Bob earns a degree in Civil Engineering Technology and will continue his studies at Rochester Institute of Technology. He took on a leadership role in the college’s Armed Forces Club to ensure veterans feel welcome on campus, and he is one of eight Chancellor’s Award recipients who sit on this platform today.
These impressive students include Zachary Pearson. Zachary is 17 years old and earns his first degree today in Computer Aided Drafting. He’ll complete a second degree in Architectural Technology in January and is looking at colleges like RPI to continue his education.
We rightly praise the personal success of our graduates, however the stories I’ve shared with you also exemplify the crucial role of our faculty. Not only in the classroom, but in the broader community, they encourage students to step out of their comfort zones, to persist despite unforeseen circumstances, to keep learning, and to find ways to give back.
Faculty, graduates, families, friends: it is your unique voices and backgrounds that make Hudson Valley Community College the engaging learning environment and proud community it is.
Maya Angelou, who visited campus 10 years ago on the college’s 50th anniversary, said “in diversity there is beauty and there is strength,” and Class of 2013, you certainly embody this ideal. You are beautiful, and you are strong!
As you continue to forge your own individual paths, remember that you are forever a part of a Hudson Valley family of classmates, advisors, colleagues, professors, and friends who care about you.

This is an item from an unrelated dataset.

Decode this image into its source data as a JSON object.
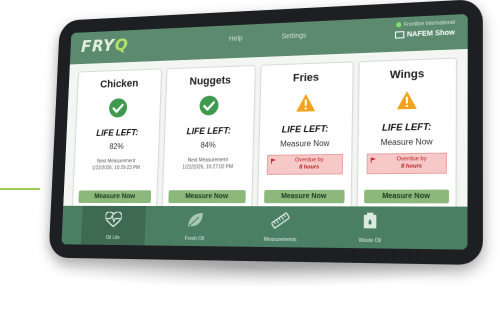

So, graduates of the Class of 2013, this is your moment. Congratulations to all of you! And, all the best for your bright futures ahead!”